His hand numbs around the brick, his circulation stinging. He moves to lower it. The brick leaves his grip and strikes him in the eye. Bright flecks of dust in his sight. He swears, then laughs, because no one is there. With a hand patched over his eye socket, he walks away from the old man in white and climbs toward the freshmen dorms. The night is his luck; nobody on the path notices the blood on his brow, or the incoming shiner. He keys into his hall and then his room, flinging water into his face over the sink. A Band-Aid stops the red: Dad’s other preventative gift to him. But nothing will hide the black eye, the mark of the night self that he is not. That he knows he cannot be. Maybe the bruise will make him interesting, he thinks, though he’s too shocked right now to hope for that, too ambushed by the ordinary fact of his conscience. He goes to his bed and falls on the covers beside his laptop. He wraps his arms around his body, conjuring himself away until he isn’t Nicholas George Welby anymore but somebody bound and waiting in an empty house, their name stolen. Somebody hearing tires, watching the approach of headlights that say: He’s coming, he’s getting closer.
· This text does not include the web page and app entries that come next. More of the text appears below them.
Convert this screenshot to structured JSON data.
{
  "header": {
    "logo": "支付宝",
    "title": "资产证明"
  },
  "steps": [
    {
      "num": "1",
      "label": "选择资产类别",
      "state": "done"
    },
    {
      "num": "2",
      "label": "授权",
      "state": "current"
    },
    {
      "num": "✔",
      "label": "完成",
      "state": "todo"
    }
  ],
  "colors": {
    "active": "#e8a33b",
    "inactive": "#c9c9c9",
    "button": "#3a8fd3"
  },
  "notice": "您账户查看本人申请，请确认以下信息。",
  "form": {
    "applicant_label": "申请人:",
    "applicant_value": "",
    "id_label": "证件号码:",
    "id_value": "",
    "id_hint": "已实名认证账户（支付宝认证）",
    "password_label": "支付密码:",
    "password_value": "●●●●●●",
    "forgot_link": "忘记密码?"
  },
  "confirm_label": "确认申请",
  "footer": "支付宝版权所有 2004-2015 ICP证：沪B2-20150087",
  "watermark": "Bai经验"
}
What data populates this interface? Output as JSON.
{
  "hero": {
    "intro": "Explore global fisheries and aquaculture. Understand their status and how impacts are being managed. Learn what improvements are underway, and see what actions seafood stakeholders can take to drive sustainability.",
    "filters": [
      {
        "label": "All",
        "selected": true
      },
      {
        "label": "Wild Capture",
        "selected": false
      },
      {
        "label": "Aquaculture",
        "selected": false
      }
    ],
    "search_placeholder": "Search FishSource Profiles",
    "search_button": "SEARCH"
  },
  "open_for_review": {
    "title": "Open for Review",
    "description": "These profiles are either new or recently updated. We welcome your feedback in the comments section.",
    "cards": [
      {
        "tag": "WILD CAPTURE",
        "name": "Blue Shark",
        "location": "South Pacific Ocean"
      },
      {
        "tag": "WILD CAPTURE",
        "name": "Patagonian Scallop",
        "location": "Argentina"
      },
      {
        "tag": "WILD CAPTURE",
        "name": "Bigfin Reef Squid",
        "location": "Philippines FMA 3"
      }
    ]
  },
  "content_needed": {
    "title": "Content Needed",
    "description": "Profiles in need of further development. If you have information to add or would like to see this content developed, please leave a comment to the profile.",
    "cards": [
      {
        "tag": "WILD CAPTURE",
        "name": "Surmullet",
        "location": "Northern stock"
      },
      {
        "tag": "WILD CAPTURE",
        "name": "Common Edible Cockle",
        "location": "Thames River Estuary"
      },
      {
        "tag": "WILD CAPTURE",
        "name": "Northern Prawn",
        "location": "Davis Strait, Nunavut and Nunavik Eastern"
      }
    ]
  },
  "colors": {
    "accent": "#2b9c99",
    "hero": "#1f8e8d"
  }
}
He’s here.

© Anthony Otten
[This piece was selected by Jacky Taylor. Read Anthony’s interview]